Hallo, Hallo dear hearts!
As you might have seen recently, one of the stories I was looking forward to reading was entitled “The Undertaker’s Assistant” which deals with the realities of working in the mortuary arts in the 19th Century. Except for whichever reason I had trouble connecting into the story despite finding a lot of lovely compliments to give the author as she truly brought Reconstruction America to life alongside the hidden histories of mortuary sciences.
Here is an excerpt from what I shared earlier on the blog tour:
Initially, when I first started reading the story, I felt hooked inside it – as it had such a clever rhythm and delivery; settling you immediately into Effie’s shoes and giving you a firm understanding of the surroundings she was about to embrace as the newest embalmer to work in New Orleans. Even her back-story was quite remarkable as she was taken in by a soldier and taught a trade she could use in the field as much as she could lateron in life as a profession. She was unique amongst her peers and she had a skill many would flinch to even study much less master.
Sometimes the hardest person to convince of your confidence is yourself – yet, Effie didn’t let people sway her that easily from her confident demeanor. Even if the words they spoke towards her were questioning and unkind, she refuted their sting by merely stating facts and keeping herself on the other side of their snark by not reacting to it directly. Effie is an unusual sort of woman – at the time of the Restoration (the years shortly after the Civil War) wherein most freedwomen might seek for work in industries without a taboo attached to them, Effie found she has a passionate calling to the mortuary arts. She’s an embalmer and bent on convincing her new employer that she not only has the brains for the job but she has the passion to do the job right.

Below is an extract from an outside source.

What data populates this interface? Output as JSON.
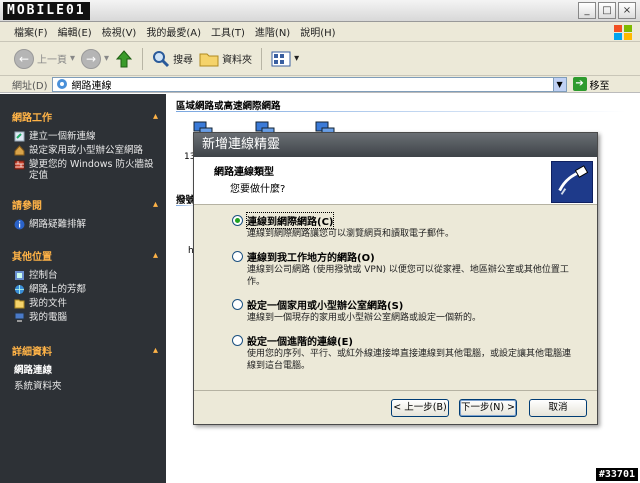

I will say, Skenandore doesn’t gloss over the grittier bits of New Orleans during the Restoration – considering the conditions of the streets, the living quarters and how there was a disparaging difference in how people lived on different streets throughout the city’s different quarters and neighbourhoods – paints a strong picture towards what you could expect to find if you walked these streets yourself during this period of time. She also took us closer inside Effie’s own life – rather than expanding too far afield into New Orleans or even the timescape of when this book is set. There are background passages and the overlays of the political scene concurrent to the toils of how Effie must find her own sense of purpose as an embalmer in a world not yet prepared to treat her as an equal.
It was this focus on the mortuary arts which inspired me to direct the conversation I had with her about her lead character Effie & the research she put into the novel itself. I found her responses wicked fascinating and I truly loved delving ‘behind-the-book’ to see how it was written & what inspired her choices in bringing this particular story to life.

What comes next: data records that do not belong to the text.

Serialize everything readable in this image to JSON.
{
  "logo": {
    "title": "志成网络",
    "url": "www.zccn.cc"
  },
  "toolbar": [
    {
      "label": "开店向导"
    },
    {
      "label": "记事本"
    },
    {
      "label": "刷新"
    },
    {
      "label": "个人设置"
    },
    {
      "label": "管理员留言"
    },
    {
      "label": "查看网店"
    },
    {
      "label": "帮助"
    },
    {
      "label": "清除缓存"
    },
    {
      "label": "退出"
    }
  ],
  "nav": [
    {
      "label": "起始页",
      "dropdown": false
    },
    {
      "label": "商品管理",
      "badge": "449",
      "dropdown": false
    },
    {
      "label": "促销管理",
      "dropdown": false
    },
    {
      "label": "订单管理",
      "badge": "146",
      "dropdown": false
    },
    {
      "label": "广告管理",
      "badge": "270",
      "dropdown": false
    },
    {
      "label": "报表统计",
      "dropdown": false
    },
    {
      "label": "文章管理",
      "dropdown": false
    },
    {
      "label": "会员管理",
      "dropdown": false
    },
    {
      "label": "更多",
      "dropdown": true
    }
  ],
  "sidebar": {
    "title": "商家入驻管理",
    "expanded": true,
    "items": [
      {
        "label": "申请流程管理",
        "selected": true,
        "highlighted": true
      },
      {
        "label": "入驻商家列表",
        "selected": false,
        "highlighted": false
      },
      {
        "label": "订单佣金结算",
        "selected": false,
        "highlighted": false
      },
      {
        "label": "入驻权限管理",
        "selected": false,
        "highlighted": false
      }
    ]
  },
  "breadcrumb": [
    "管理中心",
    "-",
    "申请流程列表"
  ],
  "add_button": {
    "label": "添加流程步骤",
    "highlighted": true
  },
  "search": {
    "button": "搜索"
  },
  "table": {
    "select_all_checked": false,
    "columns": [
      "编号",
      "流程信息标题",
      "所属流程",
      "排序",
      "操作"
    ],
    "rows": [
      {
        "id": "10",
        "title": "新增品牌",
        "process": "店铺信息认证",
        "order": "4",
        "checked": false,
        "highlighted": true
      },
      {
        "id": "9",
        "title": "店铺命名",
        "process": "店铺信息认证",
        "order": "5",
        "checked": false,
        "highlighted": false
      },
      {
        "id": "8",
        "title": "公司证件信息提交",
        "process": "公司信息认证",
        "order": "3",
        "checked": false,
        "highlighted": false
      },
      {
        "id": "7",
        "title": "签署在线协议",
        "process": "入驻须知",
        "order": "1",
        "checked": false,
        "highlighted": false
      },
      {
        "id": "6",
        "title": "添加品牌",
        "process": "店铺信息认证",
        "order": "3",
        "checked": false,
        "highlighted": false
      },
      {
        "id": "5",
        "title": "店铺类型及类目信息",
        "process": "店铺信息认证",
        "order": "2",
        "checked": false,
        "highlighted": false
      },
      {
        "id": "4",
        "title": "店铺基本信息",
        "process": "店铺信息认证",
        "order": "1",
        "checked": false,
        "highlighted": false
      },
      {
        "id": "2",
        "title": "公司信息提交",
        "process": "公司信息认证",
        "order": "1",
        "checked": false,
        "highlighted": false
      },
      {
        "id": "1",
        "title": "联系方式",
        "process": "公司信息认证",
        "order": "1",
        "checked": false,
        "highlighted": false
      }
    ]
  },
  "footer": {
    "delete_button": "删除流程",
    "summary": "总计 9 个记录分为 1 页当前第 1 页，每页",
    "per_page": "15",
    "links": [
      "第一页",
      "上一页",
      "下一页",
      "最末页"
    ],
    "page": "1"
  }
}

I might not have connected with Effie in the way I had hoped but I was intrigued by the mortuary focus of the novel and how this in turn, brought representation to Historical Fiction about a part of everyday life that is not oft featured. I am hoping my readers & the visitors on the blog tour will find this as much of an intriguing subject to discuss as we did ourselves.
Be sure to brew your favourite cuppa & enjoy the conversation!
The Undertaker's Assistant
by Amanda Skenandore
Set during Reconstruction-era New Orleans, and with an extraordinary and unforgettable heroine at its heart, The Undertaker’s Assistant is a powerful story of human resilience–and of the unlikely bonds that hold fast even in our darkest moments.
“The dead can’t hurt you. Only the living can.”Effie Jones, a former slave who escaped to the Union side as a child, knows the truth of her words. Taken in by an army surgeon and his wife during the War, she learned to read and write, to tolerate the sight of blood and broken bodies–and to forget what is too painful to bear. Now a young freedwoman, she has returned south to New Orleans and earns her living as an embalmer, her steady hand and skillful incisions compensating for her white employer’s shortcomings.
Tall and serious, Effie keeps her distance from the other girls in her boarding house, holding tight to the satisfaction she finds in her work. But despite her reticence, two encounters–with a charismatic state legislator named Samson Greene, and a beautiful young Creole, Adeline–introduce her to new worlds of protests and activism, of soirees and social ambition. Effie decides to seek out the past she has blocked from her memory and try to trace her kin. As her hopes are tested by betrayal, and New Orleans grapples with violence and growing racial turmoil, Effie faces loss and heartache, but also a chance to finally find her place.
Places to find the book:
Also by this author: The Undertaker's Assistant
Published by Kensington Books
on 30th July, 2019
Converse via: #HistoricalFiction, #HistFic or #HistNov
as well as #TheUndertakersAssistant and #HFVBTBlogTours
Available Formats: Trade paperback and Ebook